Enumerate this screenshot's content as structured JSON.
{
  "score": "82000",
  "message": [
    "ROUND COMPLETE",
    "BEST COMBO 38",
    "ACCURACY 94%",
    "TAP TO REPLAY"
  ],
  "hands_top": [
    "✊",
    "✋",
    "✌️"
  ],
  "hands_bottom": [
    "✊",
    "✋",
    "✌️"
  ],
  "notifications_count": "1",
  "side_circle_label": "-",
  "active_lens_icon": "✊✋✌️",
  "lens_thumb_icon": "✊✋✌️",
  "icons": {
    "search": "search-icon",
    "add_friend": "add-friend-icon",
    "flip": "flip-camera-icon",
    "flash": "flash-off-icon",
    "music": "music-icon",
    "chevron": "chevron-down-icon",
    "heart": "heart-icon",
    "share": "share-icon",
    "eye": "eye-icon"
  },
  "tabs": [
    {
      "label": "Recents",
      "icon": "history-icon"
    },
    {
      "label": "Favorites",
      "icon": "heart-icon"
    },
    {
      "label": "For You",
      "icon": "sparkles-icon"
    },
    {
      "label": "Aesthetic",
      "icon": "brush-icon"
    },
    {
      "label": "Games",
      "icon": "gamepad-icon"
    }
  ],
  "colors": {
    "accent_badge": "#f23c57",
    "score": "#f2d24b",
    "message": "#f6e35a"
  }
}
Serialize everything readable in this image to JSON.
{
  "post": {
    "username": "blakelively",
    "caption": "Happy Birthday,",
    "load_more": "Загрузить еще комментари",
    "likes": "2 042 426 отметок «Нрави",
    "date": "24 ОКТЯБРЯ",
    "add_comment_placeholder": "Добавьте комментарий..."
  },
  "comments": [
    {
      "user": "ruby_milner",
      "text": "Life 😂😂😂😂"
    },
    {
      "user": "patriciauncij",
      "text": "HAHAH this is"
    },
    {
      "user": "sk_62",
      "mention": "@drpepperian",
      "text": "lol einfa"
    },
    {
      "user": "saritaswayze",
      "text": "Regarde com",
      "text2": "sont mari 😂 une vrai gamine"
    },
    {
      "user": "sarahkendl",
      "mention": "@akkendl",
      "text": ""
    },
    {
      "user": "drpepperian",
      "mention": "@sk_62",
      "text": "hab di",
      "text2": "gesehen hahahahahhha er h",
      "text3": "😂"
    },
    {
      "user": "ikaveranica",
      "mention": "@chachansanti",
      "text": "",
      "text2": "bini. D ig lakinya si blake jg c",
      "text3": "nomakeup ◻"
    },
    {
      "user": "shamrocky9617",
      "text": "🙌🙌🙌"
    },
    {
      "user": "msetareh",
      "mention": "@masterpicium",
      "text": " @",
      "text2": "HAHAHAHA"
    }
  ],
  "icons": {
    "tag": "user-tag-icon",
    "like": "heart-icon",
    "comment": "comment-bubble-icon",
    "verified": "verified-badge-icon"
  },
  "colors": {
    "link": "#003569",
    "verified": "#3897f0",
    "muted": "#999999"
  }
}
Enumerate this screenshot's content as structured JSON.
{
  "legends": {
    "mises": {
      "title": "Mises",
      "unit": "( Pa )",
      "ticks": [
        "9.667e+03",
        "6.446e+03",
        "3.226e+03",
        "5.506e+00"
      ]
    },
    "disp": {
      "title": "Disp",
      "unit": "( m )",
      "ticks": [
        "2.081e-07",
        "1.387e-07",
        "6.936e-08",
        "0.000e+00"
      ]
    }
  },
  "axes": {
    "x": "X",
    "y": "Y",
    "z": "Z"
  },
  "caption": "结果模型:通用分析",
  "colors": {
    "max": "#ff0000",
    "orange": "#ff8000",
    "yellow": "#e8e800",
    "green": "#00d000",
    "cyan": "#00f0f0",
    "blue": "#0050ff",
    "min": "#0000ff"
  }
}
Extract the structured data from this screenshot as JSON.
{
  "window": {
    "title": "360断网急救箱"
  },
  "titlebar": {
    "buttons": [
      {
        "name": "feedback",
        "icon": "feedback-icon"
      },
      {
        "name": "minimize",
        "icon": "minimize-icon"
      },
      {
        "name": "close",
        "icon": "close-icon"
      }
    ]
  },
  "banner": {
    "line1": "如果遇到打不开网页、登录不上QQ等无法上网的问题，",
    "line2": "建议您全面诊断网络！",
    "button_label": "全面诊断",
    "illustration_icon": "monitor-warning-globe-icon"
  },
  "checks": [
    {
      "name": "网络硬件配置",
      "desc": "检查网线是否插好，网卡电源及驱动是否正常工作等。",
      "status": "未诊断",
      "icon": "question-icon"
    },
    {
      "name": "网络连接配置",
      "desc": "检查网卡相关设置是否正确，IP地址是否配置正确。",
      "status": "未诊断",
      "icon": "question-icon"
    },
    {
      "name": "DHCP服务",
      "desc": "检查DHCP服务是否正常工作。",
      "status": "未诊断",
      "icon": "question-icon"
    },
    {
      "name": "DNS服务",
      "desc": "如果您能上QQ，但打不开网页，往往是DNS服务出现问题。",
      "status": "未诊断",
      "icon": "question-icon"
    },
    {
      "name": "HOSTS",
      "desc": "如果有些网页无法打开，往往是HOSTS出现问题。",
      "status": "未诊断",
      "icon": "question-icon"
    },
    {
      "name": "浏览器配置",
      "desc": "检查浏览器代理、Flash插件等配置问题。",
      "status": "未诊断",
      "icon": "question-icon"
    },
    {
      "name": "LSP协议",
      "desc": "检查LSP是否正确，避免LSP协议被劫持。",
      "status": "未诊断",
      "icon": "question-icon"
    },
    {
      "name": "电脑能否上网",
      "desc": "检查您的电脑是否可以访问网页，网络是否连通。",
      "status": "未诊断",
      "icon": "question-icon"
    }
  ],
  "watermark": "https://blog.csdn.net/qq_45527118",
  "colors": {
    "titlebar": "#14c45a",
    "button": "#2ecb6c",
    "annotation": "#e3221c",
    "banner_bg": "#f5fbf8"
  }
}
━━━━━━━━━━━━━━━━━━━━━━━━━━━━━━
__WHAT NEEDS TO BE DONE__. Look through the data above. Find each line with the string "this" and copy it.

__SOLUTION TO THE EXERCISE__.
Enumerate this screenshot's content as structured JSON.
Serialize everything readable in this image to JSON.
      "text": "HAHAH this is"
Enumerate this screenshot's content as structured JSON.
Extract the structured data from this screenshot as JSON.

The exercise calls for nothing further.